King George III rejected Virginia’s petition to end the inhuman slave trade, and so it continued. But it should be noted that, far from the New York Times’ and the Howard Zinn-ified left’s depiction of America as founded on slavery, America’s leaders were among the first in the world to try and stop the slave trade, which over time would have strangled slavery itself. A future president was centrally involved. Thomas Jefferson deserves better than how his hometown Charlottesville, Va., now treats him. He introduced a bill banning the importation of slaves into Virginia in 1778, three years before the American Revolution ended.

The founders knew full well the implications they kept in the Declaration when they included the words “all men are created equal, that they are endowed by their Creator with certain inalienable rights.” They knew this meant men and women and people of all races, and infused this equality into America’s DNA at the founding.
Related: 1619, Mao, & 9-11: History According to the NYT — Plus, a Remarkable Issue of National Geographic Reveals the Leftists' "Blame America First" Approach to History

• "Out of the Revolution came an anti-slavery ethos, which never disappeared": Pulitzer Prize Winner James McPherson Confirms that No Mainstream Historian Was Contacted by the NYT for Its 1619 History Project

• Gordon Wood: "The Revolution unleashed antislavery sentiments that led to the first abolition movements in the history of the world" — another Pulitzer-Winning Historian Had No Warning about the NYT's 1619 Project

• Clayborne Carson: Black Historian Kept in the Dark About 1619

• If historians did not hear of the NYT's history (sic) plan, chances are great that the 1619 Project was being deliberately kept a tight secret

• Oxford Historian Richard Carwardine: 1619 is “a preposterous and one-dimensional reading of the American past”

• World Socialists: "the 1619 Project is a politically motivated falsification of history" by the New York Times, "the mouthpiece of the Democratic Party"

• Allen C Guelzo: The New York Times offers bitterness, fragility, and intellectual corruption—The 1619 Project is not history; it is conspiracy theory

Fake But Accurate: The People Behind the NYT's 1619 Project Make a "Small" Clarification, But Only Begrudgingly and Half-Heartedly, Because Said Mistake Actually Undermines The 1619 Project's Entire Premise

• Leslie Harris on 1619: Far from being fought to preserve slavery, the Revolutionary War became a primary disrupter of slavery in the North American Colonies

• Sean Wilentz on 1619: the movement in London to abolish the slave trade formed only in 1787, largely inspired by… American (!) antislavery opinion that had arisen in the 1760s and ’70s

• 1619 & 1772: Most of the founders, including Jefferson, opposed slavery’s continued existence, despite many of them owning slaves; And Britain would remain the world's foremost slave-trading nation into the nineteenth century

• Wilfred Reilly on 1619: Slavery was legal in Britain in 1776, and it remained so in all overseas British colonies until 1833

• James Oakes on 1619: "Slavery made the slaveholders rich; But it made the South poor; And it didn’t make the North rich — So the legacy of slavery is poverty, not wealth"

1619: Wondering Why Slavery Persisted for Almost 75 Years After the Founding of the USA? According to Lincoln, the Democrat Party's "Principled" Opposition to "Hate Speech"

Who, Exactly, Is It Who Should Apologize for Slavery and Make Reparations?
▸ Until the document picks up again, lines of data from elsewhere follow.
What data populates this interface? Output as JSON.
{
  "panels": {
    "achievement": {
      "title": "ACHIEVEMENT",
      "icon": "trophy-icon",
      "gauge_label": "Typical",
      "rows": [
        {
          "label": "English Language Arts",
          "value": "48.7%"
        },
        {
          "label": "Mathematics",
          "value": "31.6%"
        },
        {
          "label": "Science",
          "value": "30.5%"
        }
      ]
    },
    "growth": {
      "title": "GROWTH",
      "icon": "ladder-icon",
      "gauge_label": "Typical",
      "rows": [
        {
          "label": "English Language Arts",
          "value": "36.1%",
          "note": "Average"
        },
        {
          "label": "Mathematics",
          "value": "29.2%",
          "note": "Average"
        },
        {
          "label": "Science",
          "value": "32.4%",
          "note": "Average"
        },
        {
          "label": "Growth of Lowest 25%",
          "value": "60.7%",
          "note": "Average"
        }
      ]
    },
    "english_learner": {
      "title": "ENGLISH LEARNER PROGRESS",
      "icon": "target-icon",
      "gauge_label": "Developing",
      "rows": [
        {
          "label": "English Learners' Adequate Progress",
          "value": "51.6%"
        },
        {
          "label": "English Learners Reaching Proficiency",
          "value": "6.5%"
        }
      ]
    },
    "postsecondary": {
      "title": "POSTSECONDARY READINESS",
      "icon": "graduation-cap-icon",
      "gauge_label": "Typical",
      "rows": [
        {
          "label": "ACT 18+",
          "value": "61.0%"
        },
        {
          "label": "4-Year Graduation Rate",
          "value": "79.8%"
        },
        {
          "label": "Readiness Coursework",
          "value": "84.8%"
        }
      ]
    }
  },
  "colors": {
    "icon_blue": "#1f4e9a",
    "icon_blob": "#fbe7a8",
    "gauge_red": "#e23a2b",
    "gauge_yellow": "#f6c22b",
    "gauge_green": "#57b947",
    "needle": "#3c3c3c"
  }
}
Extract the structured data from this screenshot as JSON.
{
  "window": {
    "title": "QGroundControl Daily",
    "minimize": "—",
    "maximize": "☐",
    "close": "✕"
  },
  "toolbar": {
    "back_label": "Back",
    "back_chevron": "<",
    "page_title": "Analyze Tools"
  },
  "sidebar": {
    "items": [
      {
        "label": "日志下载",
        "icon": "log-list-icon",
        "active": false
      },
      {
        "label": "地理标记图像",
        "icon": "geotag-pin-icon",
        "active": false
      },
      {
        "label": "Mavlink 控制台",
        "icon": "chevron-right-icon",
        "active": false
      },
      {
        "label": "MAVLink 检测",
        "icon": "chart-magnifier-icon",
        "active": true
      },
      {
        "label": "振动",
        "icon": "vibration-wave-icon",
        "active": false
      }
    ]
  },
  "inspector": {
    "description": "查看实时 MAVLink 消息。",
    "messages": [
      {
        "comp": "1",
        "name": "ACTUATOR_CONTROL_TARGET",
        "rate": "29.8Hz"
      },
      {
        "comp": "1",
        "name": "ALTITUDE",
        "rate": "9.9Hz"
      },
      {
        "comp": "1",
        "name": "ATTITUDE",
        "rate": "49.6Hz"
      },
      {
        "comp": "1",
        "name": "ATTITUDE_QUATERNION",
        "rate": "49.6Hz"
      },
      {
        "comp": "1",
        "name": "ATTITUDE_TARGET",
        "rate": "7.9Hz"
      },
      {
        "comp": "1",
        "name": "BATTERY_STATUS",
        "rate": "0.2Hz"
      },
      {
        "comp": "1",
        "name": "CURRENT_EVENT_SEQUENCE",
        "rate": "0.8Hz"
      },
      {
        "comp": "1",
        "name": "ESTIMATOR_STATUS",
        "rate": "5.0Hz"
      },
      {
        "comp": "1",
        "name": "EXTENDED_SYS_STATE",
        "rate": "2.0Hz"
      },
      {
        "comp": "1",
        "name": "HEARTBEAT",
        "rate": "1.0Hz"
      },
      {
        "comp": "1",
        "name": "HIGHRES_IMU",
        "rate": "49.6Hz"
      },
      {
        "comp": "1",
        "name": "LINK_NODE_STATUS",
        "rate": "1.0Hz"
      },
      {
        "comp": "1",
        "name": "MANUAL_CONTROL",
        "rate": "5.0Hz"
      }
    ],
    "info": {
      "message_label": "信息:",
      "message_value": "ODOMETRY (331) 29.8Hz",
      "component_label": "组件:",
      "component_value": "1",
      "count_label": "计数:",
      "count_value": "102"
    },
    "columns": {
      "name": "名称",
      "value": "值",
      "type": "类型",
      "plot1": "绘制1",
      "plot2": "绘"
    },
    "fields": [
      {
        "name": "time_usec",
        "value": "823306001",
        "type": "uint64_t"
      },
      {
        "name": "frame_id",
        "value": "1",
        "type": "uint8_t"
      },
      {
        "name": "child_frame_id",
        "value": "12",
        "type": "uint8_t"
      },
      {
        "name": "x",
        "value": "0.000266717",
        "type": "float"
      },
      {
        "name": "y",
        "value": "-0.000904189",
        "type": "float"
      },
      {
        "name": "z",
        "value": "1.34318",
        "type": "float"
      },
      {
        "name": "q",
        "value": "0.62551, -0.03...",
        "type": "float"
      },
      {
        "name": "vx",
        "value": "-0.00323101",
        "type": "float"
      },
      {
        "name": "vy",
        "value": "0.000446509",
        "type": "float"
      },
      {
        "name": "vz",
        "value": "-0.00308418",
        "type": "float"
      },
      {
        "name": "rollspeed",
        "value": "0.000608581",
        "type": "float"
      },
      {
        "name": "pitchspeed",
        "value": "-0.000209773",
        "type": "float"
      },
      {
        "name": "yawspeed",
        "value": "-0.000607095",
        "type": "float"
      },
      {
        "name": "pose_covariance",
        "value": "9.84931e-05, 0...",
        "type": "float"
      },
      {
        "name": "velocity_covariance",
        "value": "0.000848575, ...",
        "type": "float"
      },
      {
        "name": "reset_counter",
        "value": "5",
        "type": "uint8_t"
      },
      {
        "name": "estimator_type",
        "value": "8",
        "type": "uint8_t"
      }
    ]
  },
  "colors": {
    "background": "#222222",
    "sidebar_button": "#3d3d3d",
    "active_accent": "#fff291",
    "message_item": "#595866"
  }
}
America? The South? The Descendants of the Planters? …

 • 1619: No wonder this place is crawling with young socialists and America-haters — the utter failure of the U.S. educational system to teach the history of America’s founding

• Denying the grandeur of the nation’s founding—Wilfred McClay on 1619: "Most of my students are shocked to learn that that slavery is not uniquely American"

• The Confederate Flag: Another Brick in the Leftwing Activists' (Self-Serving) Demonization of America and Rewriting of History

• Anti-Americanism in the Age of the Coronavirus, the NBA, and 1619

1 comment:

Kaiser Derden said...

so how is the martial law lite coming along ... ?